Minneapolis-based KARE was recognized for its commitment to investigative reporting for three notable pieces including:
- “Invisible Wounds: Treatment and Reform,” an investigative series that revealed the Department of Veterans Affairs (VA) was using unqualified doctors and inadequate tests to improperly deny veterans benefits and access to promised healthcare.
- “The Insane Benefit: Minnesota’s Secret Sex Offenders,” a local investigation which revealed a legal loophole that allowed Minnesota judges and prosecutors to grant select sex offenders a special status to make their criminal record secret.
- “Double Billing the Badge,” which revealed law enforcement agencies across Minnesota were over- or double-charged for equipment on police vehicles, wasting hundreds of thousands of dollars of state taxpayer money.
Houston-based KHOU was recognized for “Transparency,” a digital-first investigation that exposed the lack of accountability and the improper use of police body cameras in the city of Houston. The four-month investigation revealed the Houston Police Department failed to release timely footage for criminal cases and declined to conduct promised video audits. In response to the documentary, the Houston police chief immediately addressed the camera technology issues and pledged to discipline any officers who fail to activate cameras when required. KHOU’s investigative team was created as part of TEGNA’s innovation process to transform local news content and investigations.

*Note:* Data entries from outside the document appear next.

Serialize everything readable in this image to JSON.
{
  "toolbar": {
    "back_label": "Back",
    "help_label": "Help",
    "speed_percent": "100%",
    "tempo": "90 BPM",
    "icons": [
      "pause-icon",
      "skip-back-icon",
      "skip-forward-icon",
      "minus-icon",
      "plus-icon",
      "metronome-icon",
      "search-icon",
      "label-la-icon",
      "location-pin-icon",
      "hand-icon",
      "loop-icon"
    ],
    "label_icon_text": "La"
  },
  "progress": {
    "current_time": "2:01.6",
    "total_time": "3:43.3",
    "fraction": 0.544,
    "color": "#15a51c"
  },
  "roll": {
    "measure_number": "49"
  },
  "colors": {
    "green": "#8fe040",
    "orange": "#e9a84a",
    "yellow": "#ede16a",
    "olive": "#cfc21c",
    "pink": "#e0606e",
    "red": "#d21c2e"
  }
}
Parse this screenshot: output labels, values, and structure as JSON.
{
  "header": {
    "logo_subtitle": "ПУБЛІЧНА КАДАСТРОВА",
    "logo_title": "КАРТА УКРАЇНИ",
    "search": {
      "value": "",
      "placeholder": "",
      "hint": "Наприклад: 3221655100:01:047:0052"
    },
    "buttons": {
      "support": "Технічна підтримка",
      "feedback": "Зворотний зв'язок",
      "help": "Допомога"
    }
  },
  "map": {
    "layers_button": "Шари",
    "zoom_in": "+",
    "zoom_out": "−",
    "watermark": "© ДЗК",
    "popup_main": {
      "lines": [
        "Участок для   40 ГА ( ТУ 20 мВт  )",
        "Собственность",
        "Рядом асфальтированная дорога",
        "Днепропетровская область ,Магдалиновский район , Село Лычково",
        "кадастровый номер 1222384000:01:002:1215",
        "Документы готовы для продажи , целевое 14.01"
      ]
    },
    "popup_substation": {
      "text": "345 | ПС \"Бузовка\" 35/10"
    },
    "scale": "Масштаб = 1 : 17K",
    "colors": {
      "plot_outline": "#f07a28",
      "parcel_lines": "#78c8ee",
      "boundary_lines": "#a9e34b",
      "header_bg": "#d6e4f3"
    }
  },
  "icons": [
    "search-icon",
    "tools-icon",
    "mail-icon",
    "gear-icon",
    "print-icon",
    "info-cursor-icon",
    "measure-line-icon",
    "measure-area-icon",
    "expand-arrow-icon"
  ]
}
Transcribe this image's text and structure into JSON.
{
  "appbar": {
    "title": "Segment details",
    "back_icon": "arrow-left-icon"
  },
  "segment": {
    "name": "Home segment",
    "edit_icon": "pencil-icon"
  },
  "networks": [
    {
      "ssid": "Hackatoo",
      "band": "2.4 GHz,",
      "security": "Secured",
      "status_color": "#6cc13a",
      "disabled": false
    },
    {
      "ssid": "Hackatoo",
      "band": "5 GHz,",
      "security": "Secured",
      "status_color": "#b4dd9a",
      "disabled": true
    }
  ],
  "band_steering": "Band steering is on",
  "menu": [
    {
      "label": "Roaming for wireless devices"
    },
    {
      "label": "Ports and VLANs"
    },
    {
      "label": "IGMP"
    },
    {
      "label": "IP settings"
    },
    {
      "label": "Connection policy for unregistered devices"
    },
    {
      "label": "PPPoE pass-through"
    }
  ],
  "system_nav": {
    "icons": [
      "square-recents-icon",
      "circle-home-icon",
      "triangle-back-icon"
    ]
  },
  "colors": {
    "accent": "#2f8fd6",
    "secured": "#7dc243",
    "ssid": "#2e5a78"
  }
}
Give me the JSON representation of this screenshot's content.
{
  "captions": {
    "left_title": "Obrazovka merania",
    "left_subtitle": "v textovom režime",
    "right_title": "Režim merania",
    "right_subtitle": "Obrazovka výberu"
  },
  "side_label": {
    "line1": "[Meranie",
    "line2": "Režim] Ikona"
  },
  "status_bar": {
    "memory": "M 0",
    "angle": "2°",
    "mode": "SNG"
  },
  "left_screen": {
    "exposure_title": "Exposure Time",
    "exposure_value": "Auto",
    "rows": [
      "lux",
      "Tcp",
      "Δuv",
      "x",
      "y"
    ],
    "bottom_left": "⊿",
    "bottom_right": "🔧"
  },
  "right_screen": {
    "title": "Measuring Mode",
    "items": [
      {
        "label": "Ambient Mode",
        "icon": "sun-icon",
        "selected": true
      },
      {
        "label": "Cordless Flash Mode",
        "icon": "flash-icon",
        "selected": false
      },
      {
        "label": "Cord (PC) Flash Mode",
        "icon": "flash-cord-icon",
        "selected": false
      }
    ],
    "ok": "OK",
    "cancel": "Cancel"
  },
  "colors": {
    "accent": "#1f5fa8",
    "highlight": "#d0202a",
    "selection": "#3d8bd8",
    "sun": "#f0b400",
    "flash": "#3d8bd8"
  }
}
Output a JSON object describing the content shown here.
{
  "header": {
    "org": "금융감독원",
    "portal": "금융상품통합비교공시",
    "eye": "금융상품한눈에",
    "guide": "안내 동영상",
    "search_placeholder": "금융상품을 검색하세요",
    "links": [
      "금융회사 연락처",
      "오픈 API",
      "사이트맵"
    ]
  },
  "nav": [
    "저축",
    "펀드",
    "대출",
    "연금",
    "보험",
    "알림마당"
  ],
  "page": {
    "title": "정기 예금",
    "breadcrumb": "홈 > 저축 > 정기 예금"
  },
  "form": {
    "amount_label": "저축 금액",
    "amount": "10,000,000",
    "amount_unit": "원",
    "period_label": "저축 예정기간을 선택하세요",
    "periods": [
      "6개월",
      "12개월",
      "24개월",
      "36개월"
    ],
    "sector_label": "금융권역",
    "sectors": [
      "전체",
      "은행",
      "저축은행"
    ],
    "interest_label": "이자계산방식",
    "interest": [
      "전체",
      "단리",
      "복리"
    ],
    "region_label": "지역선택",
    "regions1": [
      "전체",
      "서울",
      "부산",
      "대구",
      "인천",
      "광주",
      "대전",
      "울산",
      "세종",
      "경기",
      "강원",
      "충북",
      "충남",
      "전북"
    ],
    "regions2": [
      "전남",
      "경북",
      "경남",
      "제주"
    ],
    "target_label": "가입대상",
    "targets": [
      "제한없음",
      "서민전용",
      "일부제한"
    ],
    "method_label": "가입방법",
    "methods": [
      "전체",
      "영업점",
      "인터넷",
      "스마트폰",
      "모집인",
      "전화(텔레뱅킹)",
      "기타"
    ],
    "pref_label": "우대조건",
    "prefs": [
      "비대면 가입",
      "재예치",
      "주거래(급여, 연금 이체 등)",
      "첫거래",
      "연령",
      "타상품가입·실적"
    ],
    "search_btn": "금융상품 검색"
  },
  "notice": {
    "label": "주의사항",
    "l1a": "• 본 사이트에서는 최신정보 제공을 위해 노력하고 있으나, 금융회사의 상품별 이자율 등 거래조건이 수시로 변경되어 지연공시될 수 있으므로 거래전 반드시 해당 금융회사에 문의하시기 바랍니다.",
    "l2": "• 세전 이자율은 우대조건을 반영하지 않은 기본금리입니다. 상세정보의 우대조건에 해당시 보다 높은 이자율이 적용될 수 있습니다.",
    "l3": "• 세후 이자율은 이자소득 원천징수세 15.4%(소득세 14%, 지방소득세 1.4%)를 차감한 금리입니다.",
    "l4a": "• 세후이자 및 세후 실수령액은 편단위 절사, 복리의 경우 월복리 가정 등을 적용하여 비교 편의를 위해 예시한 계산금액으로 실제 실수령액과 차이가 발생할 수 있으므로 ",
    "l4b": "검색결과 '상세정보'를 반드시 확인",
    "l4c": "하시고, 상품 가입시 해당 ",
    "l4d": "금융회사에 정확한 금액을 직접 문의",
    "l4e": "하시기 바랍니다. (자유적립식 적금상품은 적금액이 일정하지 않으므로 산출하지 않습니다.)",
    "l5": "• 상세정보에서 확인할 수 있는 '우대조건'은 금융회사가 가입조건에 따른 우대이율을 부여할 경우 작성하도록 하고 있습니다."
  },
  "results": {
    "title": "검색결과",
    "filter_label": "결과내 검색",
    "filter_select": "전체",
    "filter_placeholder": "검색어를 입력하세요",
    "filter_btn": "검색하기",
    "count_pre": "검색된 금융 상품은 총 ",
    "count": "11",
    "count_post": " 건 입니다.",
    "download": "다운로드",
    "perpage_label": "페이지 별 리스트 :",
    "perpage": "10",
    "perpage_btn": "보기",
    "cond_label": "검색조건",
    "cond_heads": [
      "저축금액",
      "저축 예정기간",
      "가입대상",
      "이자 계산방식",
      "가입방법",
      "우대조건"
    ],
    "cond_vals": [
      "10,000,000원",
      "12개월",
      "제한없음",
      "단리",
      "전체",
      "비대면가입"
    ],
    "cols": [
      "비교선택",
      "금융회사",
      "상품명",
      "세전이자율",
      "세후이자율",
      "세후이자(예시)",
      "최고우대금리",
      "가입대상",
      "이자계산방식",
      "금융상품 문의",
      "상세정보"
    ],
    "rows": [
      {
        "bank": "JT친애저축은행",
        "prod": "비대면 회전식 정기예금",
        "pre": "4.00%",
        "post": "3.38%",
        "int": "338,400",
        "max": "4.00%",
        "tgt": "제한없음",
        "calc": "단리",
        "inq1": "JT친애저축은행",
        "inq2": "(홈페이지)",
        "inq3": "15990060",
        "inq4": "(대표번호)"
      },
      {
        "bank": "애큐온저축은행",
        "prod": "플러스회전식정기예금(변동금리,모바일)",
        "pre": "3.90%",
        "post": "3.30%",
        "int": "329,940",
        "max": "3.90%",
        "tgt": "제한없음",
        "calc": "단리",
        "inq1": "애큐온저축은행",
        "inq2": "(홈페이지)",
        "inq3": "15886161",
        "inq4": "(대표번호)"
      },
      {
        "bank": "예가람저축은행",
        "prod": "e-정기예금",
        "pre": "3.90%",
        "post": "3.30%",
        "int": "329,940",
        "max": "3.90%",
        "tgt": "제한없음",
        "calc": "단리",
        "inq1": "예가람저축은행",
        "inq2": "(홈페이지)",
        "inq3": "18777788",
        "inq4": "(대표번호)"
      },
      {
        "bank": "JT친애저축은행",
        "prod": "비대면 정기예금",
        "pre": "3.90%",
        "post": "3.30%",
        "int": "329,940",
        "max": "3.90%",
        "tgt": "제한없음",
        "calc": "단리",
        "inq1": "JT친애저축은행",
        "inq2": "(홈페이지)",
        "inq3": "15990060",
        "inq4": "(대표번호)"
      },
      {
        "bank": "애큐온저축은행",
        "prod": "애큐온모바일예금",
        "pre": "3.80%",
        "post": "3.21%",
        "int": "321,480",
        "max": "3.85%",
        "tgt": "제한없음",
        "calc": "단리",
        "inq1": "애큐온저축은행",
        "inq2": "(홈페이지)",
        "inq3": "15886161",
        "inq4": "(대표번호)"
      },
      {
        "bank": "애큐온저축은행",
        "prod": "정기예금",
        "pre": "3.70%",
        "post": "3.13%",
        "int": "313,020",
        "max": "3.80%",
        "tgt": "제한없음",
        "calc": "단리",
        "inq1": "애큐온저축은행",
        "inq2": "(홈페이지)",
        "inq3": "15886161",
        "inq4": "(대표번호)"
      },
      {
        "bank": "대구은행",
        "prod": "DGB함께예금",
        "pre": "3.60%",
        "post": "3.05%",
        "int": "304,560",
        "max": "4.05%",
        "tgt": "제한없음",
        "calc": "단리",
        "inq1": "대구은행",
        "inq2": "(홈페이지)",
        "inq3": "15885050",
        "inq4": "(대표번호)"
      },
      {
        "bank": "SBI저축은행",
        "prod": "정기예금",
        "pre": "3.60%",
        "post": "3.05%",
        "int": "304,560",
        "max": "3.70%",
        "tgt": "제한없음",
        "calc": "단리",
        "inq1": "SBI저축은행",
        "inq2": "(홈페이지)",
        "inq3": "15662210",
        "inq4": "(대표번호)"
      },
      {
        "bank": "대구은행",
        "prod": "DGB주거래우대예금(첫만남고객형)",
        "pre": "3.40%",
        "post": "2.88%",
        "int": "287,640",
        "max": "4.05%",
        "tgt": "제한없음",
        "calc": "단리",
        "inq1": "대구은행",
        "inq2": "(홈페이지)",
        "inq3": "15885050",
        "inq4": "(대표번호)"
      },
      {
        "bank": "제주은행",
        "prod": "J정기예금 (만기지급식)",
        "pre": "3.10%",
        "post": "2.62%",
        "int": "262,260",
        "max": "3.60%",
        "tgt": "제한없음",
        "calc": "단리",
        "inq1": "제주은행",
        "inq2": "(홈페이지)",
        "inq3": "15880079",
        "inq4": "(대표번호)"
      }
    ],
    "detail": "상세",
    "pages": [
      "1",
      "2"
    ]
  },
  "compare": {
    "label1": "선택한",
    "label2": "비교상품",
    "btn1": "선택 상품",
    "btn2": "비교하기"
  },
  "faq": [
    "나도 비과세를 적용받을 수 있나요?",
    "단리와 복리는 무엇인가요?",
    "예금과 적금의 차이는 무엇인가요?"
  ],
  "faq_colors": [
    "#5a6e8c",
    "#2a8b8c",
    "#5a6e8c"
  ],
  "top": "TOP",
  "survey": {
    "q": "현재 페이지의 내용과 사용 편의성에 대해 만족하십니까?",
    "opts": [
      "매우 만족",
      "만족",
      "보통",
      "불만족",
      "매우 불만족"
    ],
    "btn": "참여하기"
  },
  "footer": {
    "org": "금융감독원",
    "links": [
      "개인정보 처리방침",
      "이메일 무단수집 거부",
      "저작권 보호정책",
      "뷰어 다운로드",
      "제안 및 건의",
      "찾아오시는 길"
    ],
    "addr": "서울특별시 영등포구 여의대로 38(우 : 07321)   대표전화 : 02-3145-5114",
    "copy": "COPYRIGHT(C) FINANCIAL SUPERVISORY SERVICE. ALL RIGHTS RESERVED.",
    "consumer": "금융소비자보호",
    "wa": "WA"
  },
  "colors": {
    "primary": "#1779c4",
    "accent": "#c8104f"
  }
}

“Like many of our TEGNA stations, KARE and KHOU have produced incredibly meaningful work that impacts the lives of many. Their projects are strong examples of the positive impact of local journalism on communities and the importance of storytelling for the public interest,” said Dave Lougee, president and CEO, TEGNA. “We are committed to continuing to invest in our local stations to ensure they have the journalistic freedom to pursue investigations that make communities stronger without bias or agenda.”
As a result of KARE’s award-winning investigative reporting for “Invisible Wounds: Treatment and Reform,” VA officials publicly acknowledged there was a “systematic national problem” reaching all 50 states and compelled the federal agency to offer new traumatic brain injury evaluations to all misdiagnosed veterans nationwide.